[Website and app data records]
========================

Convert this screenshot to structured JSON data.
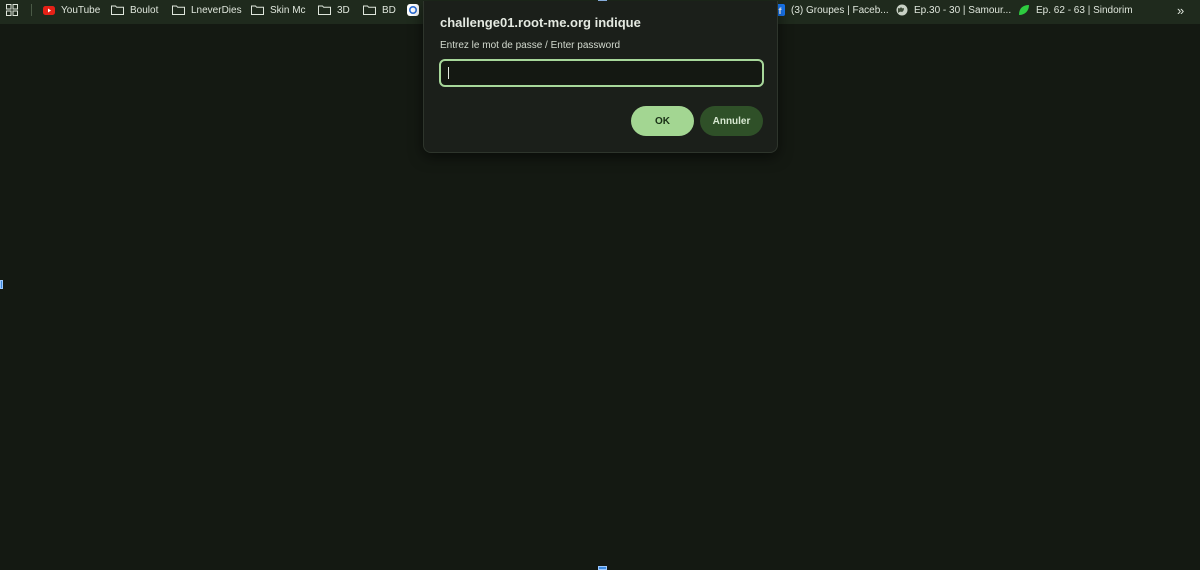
{
  "bookmarks": {
    "items": [
      {
        "label": "YouTube",
        "icon": "youtube-icon"
      },
      {
        "label": "Boulot",
        "icon": "folder-icon"
      },
      {
        "label": "LneverDies",
        "icon": "folder-icon"
      },
      {
        "label": "Skin Mc",
        "icon": "folder-icon"
      },
      {
        "label": "3D",
        "icon": "folder-icon"
      },
      {
        "label": "BD",
        "icon": "folder-icon"
      },
      {
        "label": "(3) Groupes | Faceb...",
        "icon": "facebook-icon"
      },
      {
        "label": "Ep.30 - 30 | Samour...",
        "icon": "globe-icon"
      },
      {
        "label": "Ep. 62 - 63 | Sindorim",
        "icon": "green-leaf-icon"
      }
    ],
    "overflow_label": "»"
  },
  "dialog": {
    "title": "challenge01.root-me.org indique",
    "message": "Entrez le mot de passe / Enter password",
    "input_value": "",
    "ok_label": "OK",
    "cancel_label": "Annuler"
  },
  "colors": {
    "page_background": "#141912",
    "bookmarks_bar": "#1f2a1d",
    "dialog_background": "#1b1f1a",
    "accent": "#a3d692",
    "secondary_button": "#2f5028"
  }
}
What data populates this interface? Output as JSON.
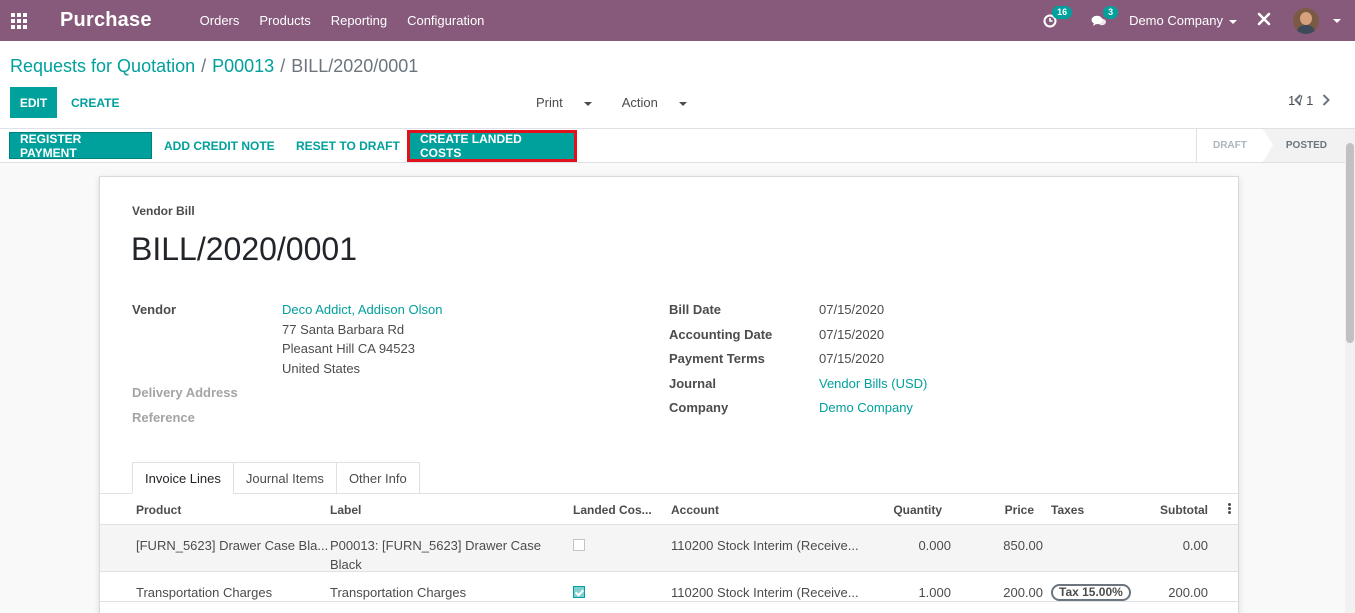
{
  "navbar": {
    "app_title": "Purchase",
    "menu": [
      "Orders",
      "Products",
      "Reporting",
      "Configuration"
    ],
    "activity_count": "16",
    "message_count": "3",
    "company": "Demo Company",
    "icons": [
      "apps-grid-icon",
      "clock-icon",
      "chat-icon",
      "debug-tool-icon",
      "user-avatar"
    ],
    "color": "#875a7b"
  },
  "breadcrumb": {
    "items": [
      "Requests for Quotation",
      "P00013"
    ],
    "current": "BILL/2020/0001"
  },
  "buttons": {
    "edit": "EDIT",
    "create": "CREATE",
    "print": "Print",
    "action": "Action"
  },
  "pager": {
    "value": "1 / 1"
  },
  "statusbar": {
    "register_payment": "REGISTER PAYMENT",
    "add_credit_note": "ADD CREDIT NOTE",
    "reset_to_draft": "RESET TO DRAFT",
    "create_landed_costs": "CREATE LANDED COSTS",
    "stages": [
      "DRAFT",
      "POSTED"
    ],
    "current_stage": "POSTED"
  },
  "form": {
    "doc_type": "Vendor Bill",
    "name": "BILL/2020/0001",
    "vendor_label": "Vendor",
    "vendor": "Deco Addict, Addison Olson",
    "vendor_address": [
      "77 Santa Barbara Rd",
      "Pleasant Hill CA 94523",
      "United States"
    ],
    "delivery_label": "Delivery Address",
    "reference_label": "Reference",
    "bill_date_label": "Bill Date",
    "bill_date": "07/15/2020",
    "accounting_date_label": "Accounting Date",
    "accounting_date": "07/15/2020",
    "payment_terms_label": "Payment Terms",
    "payment_terms": "07/15/2020",
    "journal_label": "Journal",
    "journal": "Vendor Bills (USD)",
    "company_label": "Company",
    "company": "Demo Company"
  },
  "tabs": [
    "Invoice Lines",
    "Journal Items",
    "Other Info"
  ],
  "table": {
    "columns": [
      "Product",
      "Label",
      "Landed Cos...",
      "Account",
      "Quantity",
      "Price",
      "Taxes",
      "Subtotal"
    ],
    "rows": [
      {
        "product": "[FURN_5623] Drawer Case Bla...",
        "label_1": "P00013: [FURN_5623] Drawer Case",
        "label_2": "Black",
        "landed_cost": false,
        "account": "110200 Stock Interim (Receive...",
        "quantity": "0.000",
        "price": "850.00",
        "taxes": "",
        "subtotal": "0.00"
      },
      {
        "product": "Transportation Charges",
        "label_1": "Transportation Charges",
        "label_2": "",
        "landed_cost": true,
        "account": "110200 Stock Interim (Receive...",
        "quantity": "1.000",
        "price": "200.00",
        "taxes": "Tax 15.00%",
        "subtotal": "200.00"
      }
    ]
  },
  "colors": {
    "primary": "#00a09d",
    "navbar": "#875a7b",
    "highlight": "#e0131c"
  }
}
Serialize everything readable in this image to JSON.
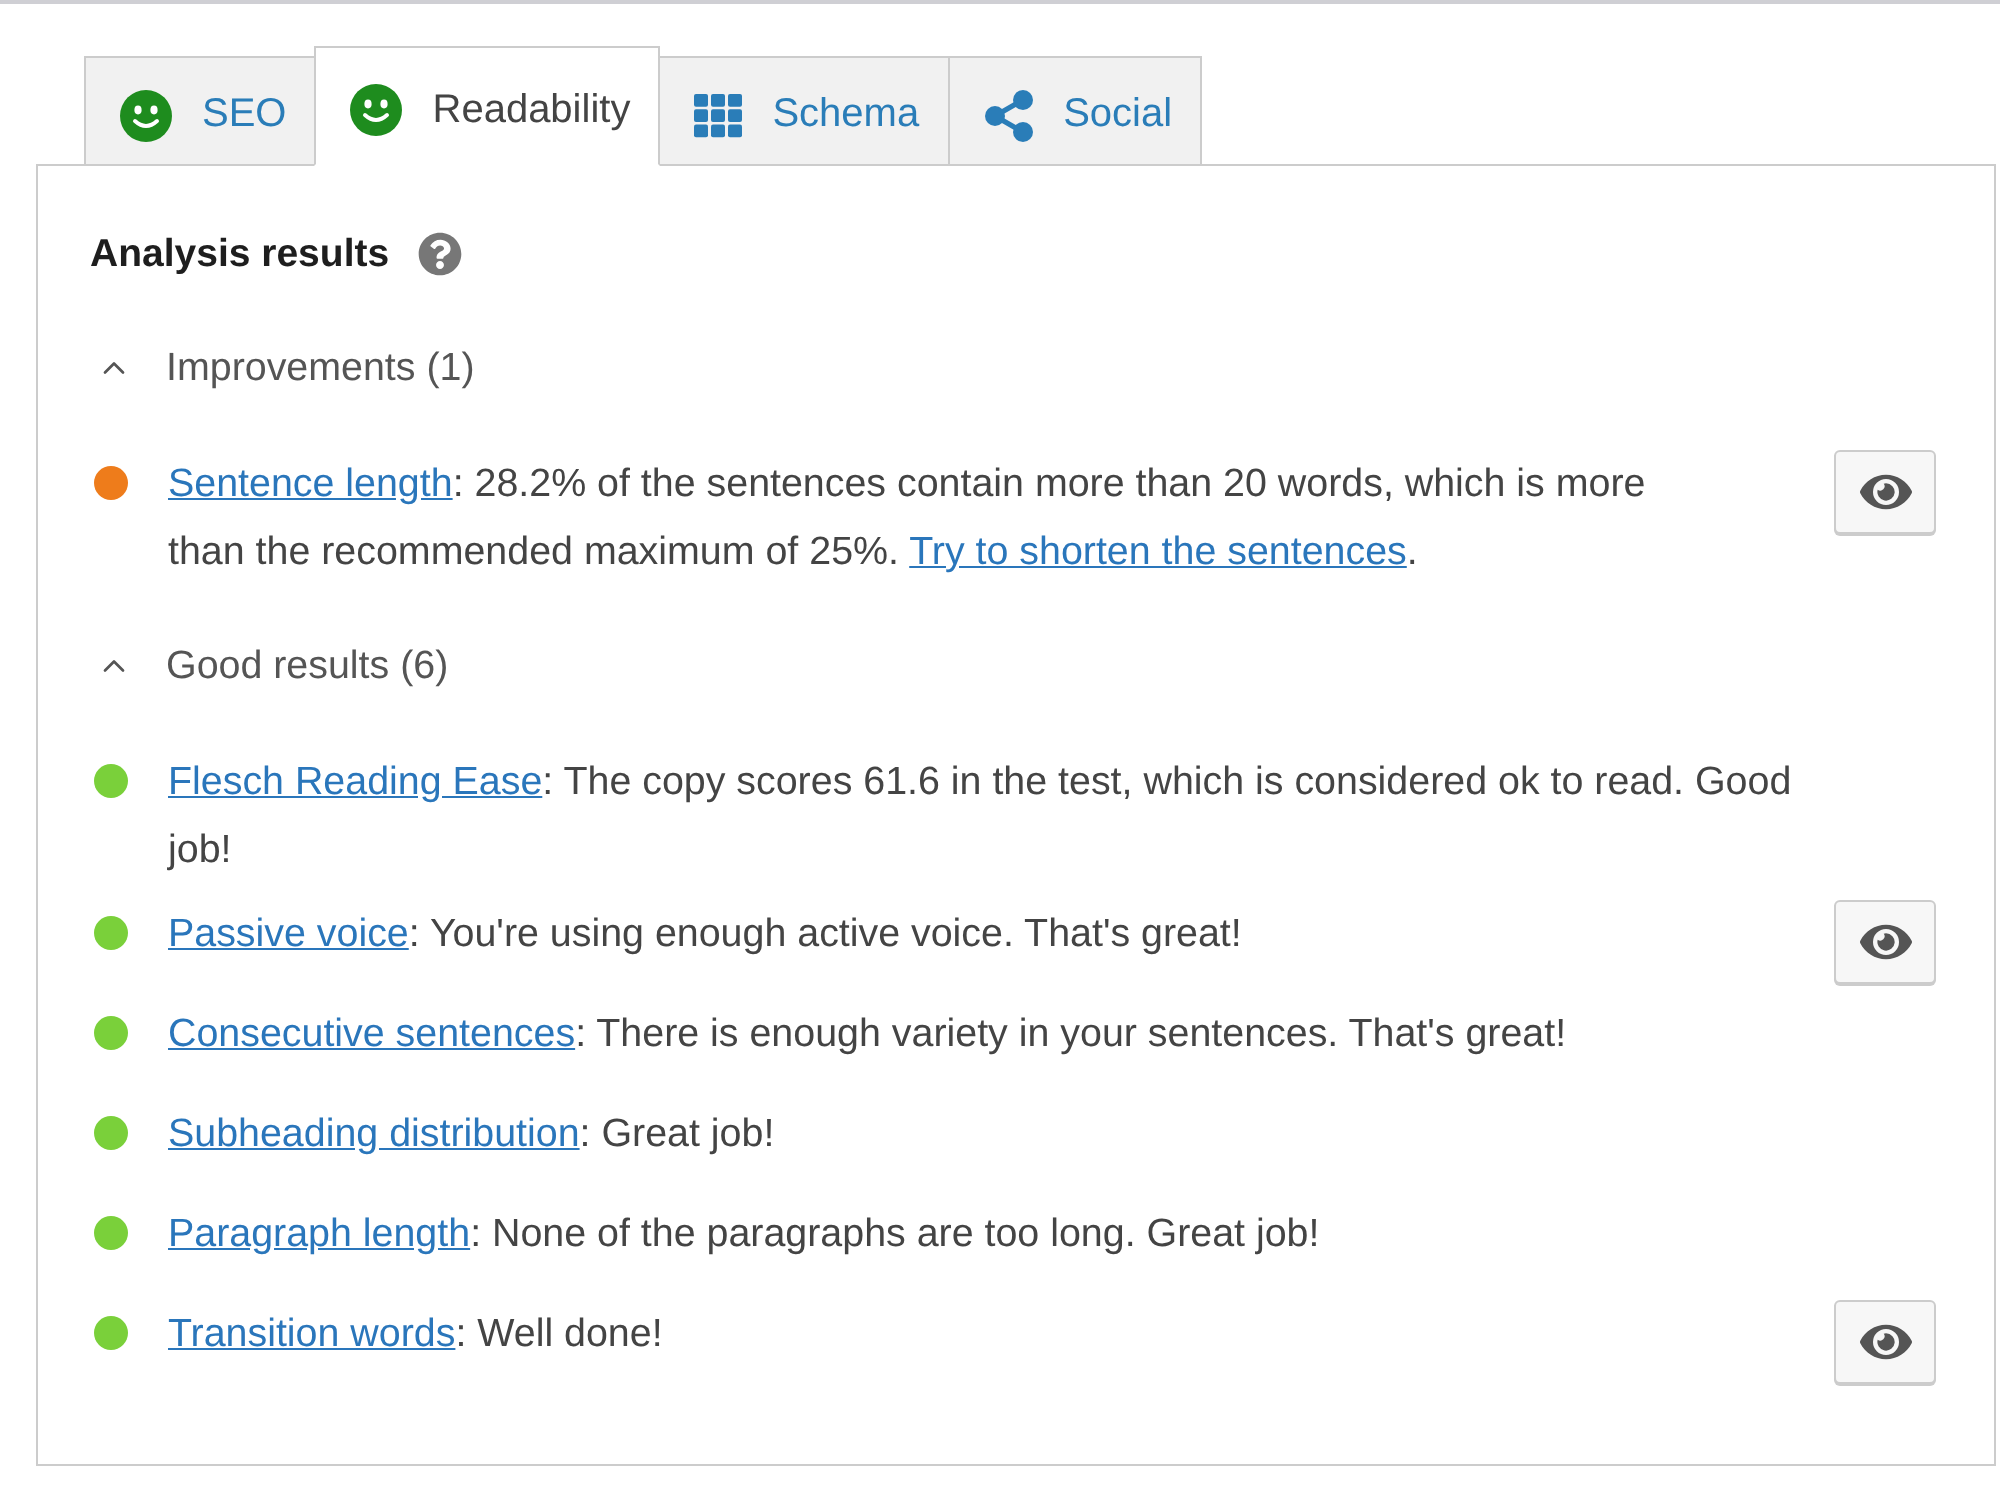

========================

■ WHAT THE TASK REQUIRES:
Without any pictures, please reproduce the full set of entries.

■ WRITTEN SOLUTION:
Convert this screenshot to structured JSON data.
{
  "bookmarks": {
    "items": [
      {
        "label": "YouTube",
        "icon": "youtube-icon"
      },
      {
        "label": "Boulot",
        "icon": "folder-icon"
      },
      {
        "label": "LneverDies",
        "icon": "folder-icon"
      },
      {
        "label": "Skin Mc",
        "icon": "folder-icon"
      },
      {
        "label": "3D",
        "icon": "folder-icon"
      },
      {
        "label": "BD",
        "icon": "folder-icon"
      },
      {
        "label": "(3) Groupes | Faceb...",
        "icon": "facebook-icon"
      },
      {
        "label": "Ep.30 - 30 | Samour...",
        "icon": "globe-icon"
      },
      {
        "label": "Ep. 62 - 63 | Sindorim",
        "icon": "green-leaf-icon"
      }
    ],
    "overflow_label": "»"
  },
  "dialog": {
    "title": "challenge01.root-me.org indique",
    "message": "Entrez le mot de passe / Enter password",
    "input_value": "",
    "ok_label": "OK",
    "cancel_label": "Annuler"
  },
  "colors": {
    "page_background": "#141912",
    "bookmarks_bar": "#1f2a1d",
    "dialog_background": "#1b1f1a",
    "accent": "#a3d692",
    "secondary_button": "#2f5028"
  }
}
What data populates this interface? Output as JSON.
{
  "navbar": {
    "app_title": "Purchase",
    "menu": [
      "Orders",
      "Products",
      "Reporting",
      "Configuration"
    ],
    "activity_count": "16",
    "message_count": "3",
    "company": "Demo Company",
    "icons": [
      "apps-grid-icon",
      "clock-icon",
      "chat-icon",
      "debug-tool-icon",
      "user-avatar"
    ],
    "color": "#875a7b"
  },
  "breadcrumb": {
    "items": [
      "Requests for Quotation",
      "P00013"
    ],
    "current": "BILL/2020/0001"
  },
  "buttons": {
    "edit": "EDIT",
    "create": "CREATE",
    "print": "Print",
    "action": "Action"
  },
  "pager": {
    "value": "1 / 1"
  },
  "statusbar": {
    "register_payment": "REGISTER PAYMENT",
    "add_credit_note": "ADD CREDIT NOTE",
    "reset_to_draft": "RESET TO DRAFT",
    "create_landed_costs": "CREATE LANDED COSTS",
    "stages": [
      "DRAFT",
      "POSTED"
    ],
    "current_stage": "POSTED"
  },
  "form": {
    "doc_type": "Vendor Bill",
    "name": "BILL/2020/0001",
    "vendor_label": "Vendor",
    "vendor": "Deco Addict, Addison Olson",
    "vendor_address": [
      "77 Santa Barbara Rd",
      "Pleasant Hill CA 94523",
      "United States"
    ],
    "delivery_label": "Delivery Address",
    "reference_label": "Reference",
    "bill_date_label": "Bill Date",
    "bill_date": "07/15/2020",
    "accounting_date_label": "Accounting Date",
    "accounting_date": "07/15/2020",
    "payment_terms_label": "Payment Terms",
    "payment_terms": "07/15/2020",
    "journal_label": "Journal",
    "journal": "Vendor Bills (USD)",
    "company_label": "Company",
    "company": "Demo Company"
  },
  "tabs": [
    "Invoice Lines",
    "Journal Items",
    "Other Info"
  ],
  "table": {
    "columns": [
      "Product",
      "Label",
      "Landed Cos...",
      "Account",
      "Quantity",
      "Price",
      "Taxes",
      "Subtotal"
    ],
    "rows": [
      {
        "product": "[FURN_5623] Drawer Case Bla...",
        "label_1": "P00013: [FURN_5623] Drawer Case",
        "label_2": "Black",
        "landed_cost": false,
        "account": "110200 Stock Interim (Receive...",
        "quantity": "0.000",
        "price": "850.00",
        "taxes": "",
        "subtotal": "0.00"
      },
      {
        "product": "Transportation Charges",
        "label_1": "Transportation Charges",
        "label_2": "",
        "landed_cost": true,
        "account": "110200 Stock Interim (Receive...",
        "quantity": "1.000",
        "price": "200.00",
        "taxes": "Tax 15.00%",
        "subtotal": "200.00"
      }
    ]
  },
  "colors": {
    "primary": "#00a09d",
    "navbar": "#875a7b",
    "highlight": "#e0131c"
  }
}
Serialize everything readable in this image to JSON.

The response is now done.